Reproduce all of the entries below exactly, without a single change.

Material shown.

* * *

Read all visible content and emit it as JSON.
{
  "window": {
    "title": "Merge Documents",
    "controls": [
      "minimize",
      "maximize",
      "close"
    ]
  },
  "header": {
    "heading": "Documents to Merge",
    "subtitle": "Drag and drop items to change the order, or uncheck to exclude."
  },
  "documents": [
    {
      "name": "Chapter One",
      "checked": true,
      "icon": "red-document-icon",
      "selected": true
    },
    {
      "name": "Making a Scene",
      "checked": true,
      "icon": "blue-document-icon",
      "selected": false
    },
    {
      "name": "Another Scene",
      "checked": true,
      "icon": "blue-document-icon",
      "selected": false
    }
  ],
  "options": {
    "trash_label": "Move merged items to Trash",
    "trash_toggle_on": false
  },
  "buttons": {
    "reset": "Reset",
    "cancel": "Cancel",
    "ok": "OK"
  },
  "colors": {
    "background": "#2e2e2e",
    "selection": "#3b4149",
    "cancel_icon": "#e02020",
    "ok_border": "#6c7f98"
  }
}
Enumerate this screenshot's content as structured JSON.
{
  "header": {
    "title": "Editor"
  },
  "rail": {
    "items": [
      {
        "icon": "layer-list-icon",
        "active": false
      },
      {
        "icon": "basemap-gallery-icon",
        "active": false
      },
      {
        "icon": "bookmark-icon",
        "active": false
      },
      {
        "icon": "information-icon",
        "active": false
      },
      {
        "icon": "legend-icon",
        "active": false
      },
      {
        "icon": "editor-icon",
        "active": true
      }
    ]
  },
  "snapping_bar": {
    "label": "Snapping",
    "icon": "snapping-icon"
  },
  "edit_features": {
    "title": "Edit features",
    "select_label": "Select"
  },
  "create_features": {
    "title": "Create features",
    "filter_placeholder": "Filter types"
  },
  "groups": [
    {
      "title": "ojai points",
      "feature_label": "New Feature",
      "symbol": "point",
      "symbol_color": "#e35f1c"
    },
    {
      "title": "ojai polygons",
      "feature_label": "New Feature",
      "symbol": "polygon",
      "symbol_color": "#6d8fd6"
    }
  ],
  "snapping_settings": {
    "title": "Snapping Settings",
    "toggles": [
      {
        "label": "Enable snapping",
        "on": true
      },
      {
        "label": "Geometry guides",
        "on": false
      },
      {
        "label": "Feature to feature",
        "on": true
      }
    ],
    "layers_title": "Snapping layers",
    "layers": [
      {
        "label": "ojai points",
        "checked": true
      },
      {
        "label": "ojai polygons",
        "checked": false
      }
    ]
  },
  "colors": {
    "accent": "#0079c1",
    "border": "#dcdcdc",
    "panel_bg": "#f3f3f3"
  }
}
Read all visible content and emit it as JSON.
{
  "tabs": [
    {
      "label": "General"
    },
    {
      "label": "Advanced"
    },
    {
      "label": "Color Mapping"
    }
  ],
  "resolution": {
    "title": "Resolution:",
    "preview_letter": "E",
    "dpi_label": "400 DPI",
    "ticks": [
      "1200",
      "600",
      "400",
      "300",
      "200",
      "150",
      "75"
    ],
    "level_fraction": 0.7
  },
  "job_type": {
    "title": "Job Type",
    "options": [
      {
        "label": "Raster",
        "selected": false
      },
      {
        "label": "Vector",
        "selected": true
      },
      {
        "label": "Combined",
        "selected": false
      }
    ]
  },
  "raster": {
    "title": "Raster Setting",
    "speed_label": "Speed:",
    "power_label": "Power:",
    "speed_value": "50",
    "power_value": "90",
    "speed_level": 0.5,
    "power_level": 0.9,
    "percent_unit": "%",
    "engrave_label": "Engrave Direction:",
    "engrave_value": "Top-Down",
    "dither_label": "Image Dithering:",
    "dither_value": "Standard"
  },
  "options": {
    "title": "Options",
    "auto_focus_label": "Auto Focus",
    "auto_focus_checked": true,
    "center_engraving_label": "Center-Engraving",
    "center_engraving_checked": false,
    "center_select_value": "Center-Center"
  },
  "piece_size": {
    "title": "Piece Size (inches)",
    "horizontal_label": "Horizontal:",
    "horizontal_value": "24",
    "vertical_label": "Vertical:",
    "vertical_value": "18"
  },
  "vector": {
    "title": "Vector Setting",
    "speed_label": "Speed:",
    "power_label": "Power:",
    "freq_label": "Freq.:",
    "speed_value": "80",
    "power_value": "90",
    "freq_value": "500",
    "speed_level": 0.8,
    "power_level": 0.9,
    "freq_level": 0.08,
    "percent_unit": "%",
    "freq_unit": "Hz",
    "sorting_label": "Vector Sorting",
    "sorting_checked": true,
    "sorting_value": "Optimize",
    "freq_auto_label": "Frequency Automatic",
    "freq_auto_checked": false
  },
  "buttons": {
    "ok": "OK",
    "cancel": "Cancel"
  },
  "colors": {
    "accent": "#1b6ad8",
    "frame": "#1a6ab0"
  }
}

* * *

Written reply.
Read all visible content and emit it as JSON.
{
  "window": {
    "title": "Merge Documents",
    "controls": [
      "minimize",
      "maximize",
      "close"
    ]
  },
  "header": {
    "heading": "Documents to Merge",
    "subtitle": "Drag and drop items to change the order, or uncheck to exclude."
  },
  "documents": [
    {
      "name": "Chapter One",
      "checked": true,
      "icon": "red-document-icon",
      "selected": true
    },
    {
      "name": "Making a Scene",
      "checked": true,
      "icon": "blue-document-icon",
      "selected": false
    },
    {
      "name": "Another Scene",
      "checked": true,
      "icon": "blue-document-icon",
      "selected": false
    }
  ],
  "options": {
    "trash_label": "Move merged items to Trash",
    "trash_toggle_on": false
  },
  "buttons": {
    "reset": "Reset",
    "cancel": "Cancel",
    "ok": "OK"
  },
  "colors": {
    "background": "#2e2e2e",
    "selection": "#3b4149",
    "cancel_icon": "#e02020",
    "ok_border": "#6c7f98"
  }
}
Enumerate this screenshot's content as structured JSON.
{
  "header": {
    "title": "Editor"
  },
  "rail": {
    "items": [
      {
        "icon": "layer-list-icon",
        "active": false
      },
      {
        "icon": "basemap-gallery-icon",
        "active": false
      },
      {
        "icon": "bookmark-icon",
        "active": false
      },
      {
        "icon": "information-icon",
        "active": false
      },
      {
        "icon": "legend-icon",
        "active": false
      },
      {
        "icon": "editor-icon",
        "active": true
      }
    ]
  },
  "snapping_bar": {
    "label": "Snapping",
    "icon": "snapping-icon"
  },
  "edit_features": {
    "title": "Edit features",
    "select_label": "Select"
  },
  "create_features": {
    "title": "Create features",
    "filter_placeholder": "Filter types"
  },
  "groups": [
    {
      "title": "ojai points",
      "feature_label": "New Feature",
      "symbol": "point",
      "symbol_color": "#e35f1c"
    },
    {
      "title": "ojai polygons",
      "feature_label": "New Feature",
      "symbol": "polygon",
      "symbol_color": "#6d8fd6"
    }
  ],
  "snapping_settings": {
    "title": "Snapping Settings",
    "toggles": [
      {
        "label": "Enable snapping",
        "on": true
      },
      {
        "label": "Geometry guides",
        "on": false
      },
      {
        "label": "Feature to feature",
        "on": true
      }
    ],
    "layers_title": "Snapping layers",
    "layers": [
      {
        "label": "ojai points",
        "checked": true
      },
      {
        "label": "ojai polygons",
        "checked": false
      }
    ]
  },
  "colors": {
    "accent": "#0079c1",
    "border": "#dcdcdc",
    "panel_bg": "#f3f3f3"
  }
}
Read all visible content and emit it as JSON.
{
  "tabs": [
    {
      "label": "General"
    },
    {
      "label": "Advanced"
    },
    {
      "label": "Color Mapping"
    }
  ],
  "resolution": {
    "title": "Resolution:",
    "preview_letter": "E",
    "dpi_label": "400 DPI",
    "ticks": [
      "1200",
      "600",
      "400",
      "300",
      "200",
      "150",
      "75"
    ],
    "level_fraction": 0.7
  },
  "job_type": {
    "title": "Job Type",
    "options": [
      {
        "label": "Raster",
        "selected": false
      },
      {
        "label": "Vector",
        "selected": true
      },
      {
        "label": "Combined",
        "selected": false
      }
    ]
  },
  "raster": {
    "title": "Raster Setting",
    "speed_label": "Speed:",
    "power_label": "Power:",
    "speed_value": "50",
    "power_value": "90",
    "speed_level": 0.5,
    "power_level": 0.9,
    "percent_unit": "%",
    "engrave_label": "Engrave Direction:",
    "engrave_value": "Top-Down",
    "dither_label": "Image Dithering:",
    "dither_value": "Standard"
  },
  "options": {
    "title": "Options",
    "auto_focus_label": "Auto Focus",
    "auto_focus_checked": true,
    "center_engraving_label": "Center-Engraving",
    "center_engraving_checked": false,
    "center_select_value": "Center-Center"
  },
  "piece_size": {
    "title": "Piece Size (inches)",
    "horizontal_label": "Horizontal:",
    "horizontal_value": "24",
    "vertical_label": "Vertical:",
    "vertical_value": "18"
  },
  "vector": {
    "title": "Vector Setting",
    "speed_label": "Speed:",
    "power_label": "Power:",
    "freq_label": "Freq.:",
    "speed_value": "80",
    "power_value": "90",
    "freq_value": "500",
    "speed_level": 0.8,
    "power_level": 0.9,
    "freq_level": 0.08,
    "percent_unit": "%",
    "freq_unit": "Hz",
    "sorting_label": "Vector Sorting",
    "sorting_checked": true,
    "sorting_value": "Optimize",
    "freq_auto_label": "Frequency Automatic",
    "freq_auto_checked": false
  },
  "buttons": {
    "ok": "OK",
    "cancel": "Cancel"
  },
  "colors": {
    "accent": "#1b6ad8",
    "frame": "#1a6ab0"
  }
}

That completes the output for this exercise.